Previous work relating flares to evolutionary changes of photospheric solar magnetic fields are reviewed and reinterpreted in the light of recent observations of cancelling magnetic fields. In line-of-sight magnetograms and H-alpha filtergrams from Big Bear Solar Observatory, we confirm the following 3 associations: (a) the occurrence of many flares in the vicinity of emerging magnetic flux regions (Rust, 1974), but only at locations where cancellation has been observed or inferred; (b) the occurrence of flares at sites where the magnetic flux is increasing on one side of a polarity inversion line and concurrently decreasing on the other (Martres et al., 1968; Ribes, 1969); and (c) the occurrence of flares at sites where cancellation is the only observed change in the magnetograms for at least several hours before a flare (Martin, Livi, and Wang, 1985). Because cancellation (or the localized decrease in the line-of-sight component of magnetic flux) is the only common factor in all of these circumstances, suggest that cancellation is the more general association that includes the other associations as special cases. We propose the hypothesis that cancellation is a necessary, evolutionary precondition for flares. We also confirm the observation of Martin, Livi, and Wang (1985) that the initial parts of flares occur in close proximity to cancellation sites but that during later phases, the flare emission can spread to other parts of the magnetic field that are weak, strong, or not cancelling.

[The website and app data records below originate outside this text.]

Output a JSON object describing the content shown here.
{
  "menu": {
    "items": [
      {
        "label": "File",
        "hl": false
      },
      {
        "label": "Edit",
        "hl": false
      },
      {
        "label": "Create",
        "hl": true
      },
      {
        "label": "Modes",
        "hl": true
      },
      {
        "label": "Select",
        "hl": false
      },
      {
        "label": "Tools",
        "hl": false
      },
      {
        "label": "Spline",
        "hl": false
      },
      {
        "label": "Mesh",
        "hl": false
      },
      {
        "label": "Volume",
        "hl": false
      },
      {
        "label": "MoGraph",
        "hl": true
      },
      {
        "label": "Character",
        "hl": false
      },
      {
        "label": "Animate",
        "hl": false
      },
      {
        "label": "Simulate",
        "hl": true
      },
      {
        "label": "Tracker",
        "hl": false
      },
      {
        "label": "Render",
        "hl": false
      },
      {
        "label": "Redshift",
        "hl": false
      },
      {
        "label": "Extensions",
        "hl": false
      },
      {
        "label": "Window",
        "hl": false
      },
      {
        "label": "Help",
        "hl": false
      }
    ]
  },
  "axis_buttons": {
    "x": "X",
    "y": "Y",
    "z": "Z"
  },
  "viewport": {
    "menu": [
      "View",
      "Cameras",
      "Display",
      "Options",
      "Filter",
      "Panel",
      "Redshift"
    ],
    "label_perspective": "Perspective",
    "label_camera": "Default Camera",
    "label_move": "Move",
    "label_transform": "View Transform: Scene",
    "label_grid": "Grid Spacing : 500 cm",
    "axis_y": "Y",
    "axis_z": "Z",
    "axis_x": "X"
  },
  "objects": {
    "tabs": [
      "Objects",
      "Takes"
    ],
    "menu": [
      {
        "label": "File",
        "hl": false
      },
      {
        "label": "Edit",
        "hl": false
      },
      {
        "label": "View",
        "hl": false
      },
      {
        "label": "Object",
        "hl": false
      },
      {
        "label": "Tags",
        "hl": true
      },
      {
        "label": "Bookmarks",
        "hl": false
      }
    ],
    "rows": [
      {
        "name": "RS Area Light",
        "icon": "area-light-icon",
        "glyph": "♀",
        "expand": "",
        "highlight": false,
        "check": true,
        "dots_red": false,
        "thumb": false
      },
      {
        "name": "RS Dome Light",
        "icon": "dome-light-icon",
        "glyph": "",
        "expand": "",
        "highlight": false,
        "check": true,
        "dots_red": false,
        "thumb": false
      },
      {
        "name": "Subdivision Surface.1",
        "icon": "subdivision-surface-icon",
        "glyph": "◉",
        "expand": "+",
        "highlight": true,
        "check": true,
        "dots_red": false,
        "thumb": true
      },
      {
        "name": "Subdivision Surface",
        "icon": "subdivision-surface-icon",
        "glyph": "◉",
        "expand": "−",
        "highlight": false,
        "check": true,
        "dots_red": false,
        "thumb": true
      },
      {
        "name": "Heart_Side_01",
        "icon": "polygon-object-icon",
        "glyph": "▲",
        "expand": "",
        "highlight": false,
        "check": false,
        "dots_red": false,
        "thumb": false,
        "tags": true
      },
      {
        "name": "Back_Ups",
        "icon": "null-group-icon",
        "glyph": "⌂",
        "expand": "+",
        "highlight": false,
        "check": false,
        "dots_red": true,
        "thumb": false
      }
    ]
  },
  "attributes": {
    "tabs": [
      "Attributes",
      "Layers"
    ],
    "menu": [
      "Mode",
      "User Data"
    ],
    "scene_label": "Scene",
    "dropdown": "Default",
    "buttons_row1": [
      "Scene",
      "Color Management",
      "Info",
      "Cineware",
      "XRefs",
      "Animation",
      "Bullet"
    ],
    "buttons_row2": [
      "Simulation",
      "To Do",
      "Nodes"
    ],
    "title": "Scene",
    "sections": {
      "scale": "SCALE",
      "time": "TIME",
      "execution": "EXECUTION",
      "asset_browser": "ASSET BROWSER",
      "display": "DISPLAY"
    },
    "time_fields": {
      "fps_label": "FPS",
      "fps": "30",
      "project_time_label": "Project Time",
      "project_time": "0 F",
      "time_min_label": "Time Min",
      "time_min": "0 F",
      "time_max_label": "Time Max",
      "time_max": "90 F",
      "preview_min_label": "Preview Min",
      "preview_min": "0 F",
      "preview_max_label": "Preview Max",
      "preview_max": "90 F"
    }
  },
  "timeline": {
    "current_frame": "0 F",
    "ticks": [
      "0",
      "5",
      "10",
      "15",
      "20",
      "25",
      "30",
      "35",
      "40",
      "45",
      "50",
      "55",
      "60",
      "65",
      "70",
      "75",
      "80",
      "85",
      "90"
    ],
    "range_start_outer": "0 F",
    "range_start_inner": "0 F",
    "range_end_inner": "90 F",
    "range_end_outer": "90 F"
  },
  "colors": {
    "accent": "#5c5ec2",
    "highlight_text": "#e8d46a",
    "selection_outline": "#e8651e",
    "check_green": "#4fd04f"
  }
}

All Science Journal Classification (ASJC) codes
- Astronomy and Astrophysics
- Space and Planetary Science